**TO DO**
Copy each line below in which the string "value" appears.

Website and app data records
--- START ---
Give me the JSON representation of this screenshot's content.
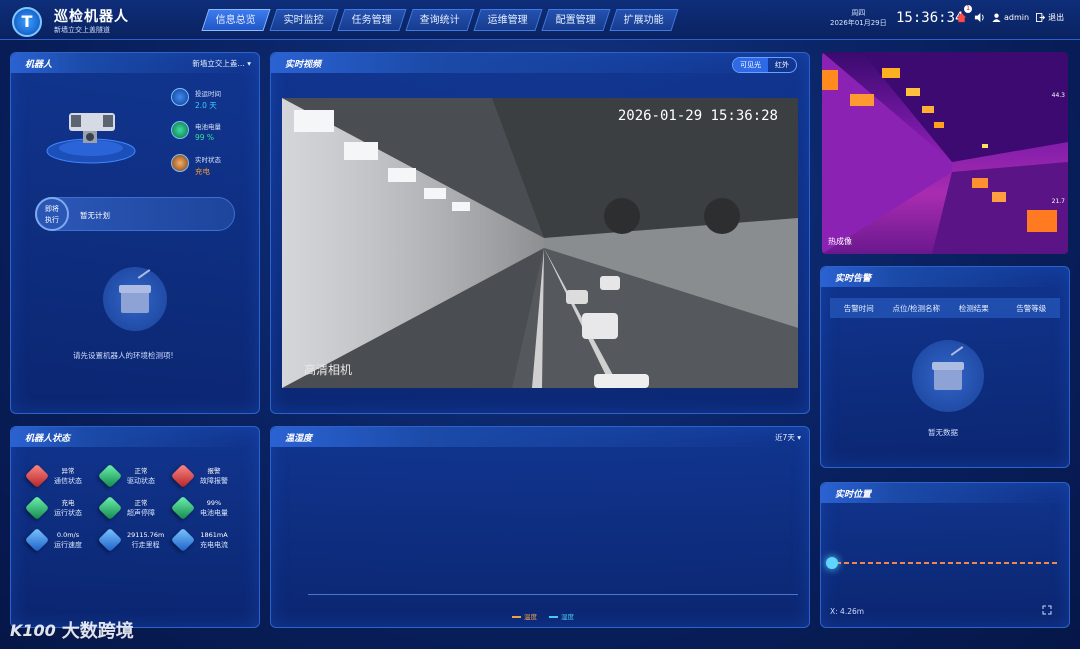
{
  "header": {
    "app_title": "巡检机器人",
    "subtitle": "新墙立交上盖隧道",
    "nav": [
      "信息总览",
      "实时监控",
      "任务管理",
      "查询统计",
      "运维管理",
      "配置管理",
      "扩展功能"
    ],
    "weekday": "周四",
    "date": "2026年01月29日",
    "time": "15:36:34",
    "user": "admin",
    "logout": "退出",
    "alarm_badge": "1"
  },
  "robot_panel": {
    "title": "机器人",
    "selector": "新墙立交上盖…",
    "stats": [
      {
        "label": "投运时间",
        "value": "2.0 天"
      },
      {
        "label": "电池电量",
        "value": "99 %"
      },
      {
        "label": "实时状态",
        "value": "充电"
      }
    ],
    "plan_badge_line1": "即将",
    "plan_badge_line2": "执行",
    "plan_text": "暂无计划",
    "env_hint": "请先设置机器人的环境检测项!"
  },
  "robot_status": {
    "title": "机器人状态",
    "items": [
      {
        "value": "异常",
        "label": "通信状态",
        "color": "red"
      },
      {
        "value": "正常",
        "label": "驱动状态",
        "color": "green"
      },
      {
        "value": "报警",
        "label": "故障报警",
        "color": "red"
      },
      {
        "value": "充电",
        "label": "运行状态",
        "color": "green"
      },
      {
        "value": "正常",
        "label": "超声停障",
        "color": "green"
      },
      {
        "value": "99%",
        "label": "电池电量",
        "color": "green"
      },
      {
        "value": "0.0m/s",
        "label": "运行速度",
        "color": "blue"
      },
      {
        "value": "29115.76m",
        "label": "行走里程",
        "color": "blue"
      },
      {
        "value": "1861mA",
        "label": "充电电流",
        "color": "blue"
      }
    ]
  },
  "video_panel": {
    "title": "实时视频",
    "toggle_visible": "可见光",
    "toggle_ir": "红外",
    "timestamp": "2026-01-29 15:36:28",
    "camera_label": "高清相机"
  },
  "thermal": {
    "label": "热成像",
    "scale_max": "44.3",
    "scale_min": "21.7"
  },
  "alarm_panel": {
    "title": "实时告警",
    "columns": [
      "告警时间",
      "点位/检测名称",
      "检测结果",
      "告警等级"
    ],
    "empty": "暂无数据"
  },
  "temp_panel": {
    "title": "温湿度",
    "range": "近7天",
    "legend": [
      {
        "name": "温度",
        "color": "#f0a04a"
      },
      {
        "name": "湿度",
        "color": "#4ac8f0"
      }
    ]
  },
  "position_panel": {
    "title": "实时位置",
    "x_readout": "X: 4.26m"
  },
  "watermark": {
    "logo": "K100",
    "text": "大数跨境"
  },
  "colors": {
    "accent": "#2e6ae8",
    "ok": "#35e39a",
    "warn": "#f39a3b",
    "alarm": "#e04848"
  }
}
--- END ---
**ANSWER TO THIS PROBLEM**
        "value": "2.0 天"
        "value": "99 %"
        "value": "充电"
        "value": "异常",
        "value": "正常",
        "value": "报警",
        "value": "充电",
        "value": "正常",
        "value": "99%",
        "value": "0.0m/s",
        "value": "29115.76m",
        "value": "1861mA",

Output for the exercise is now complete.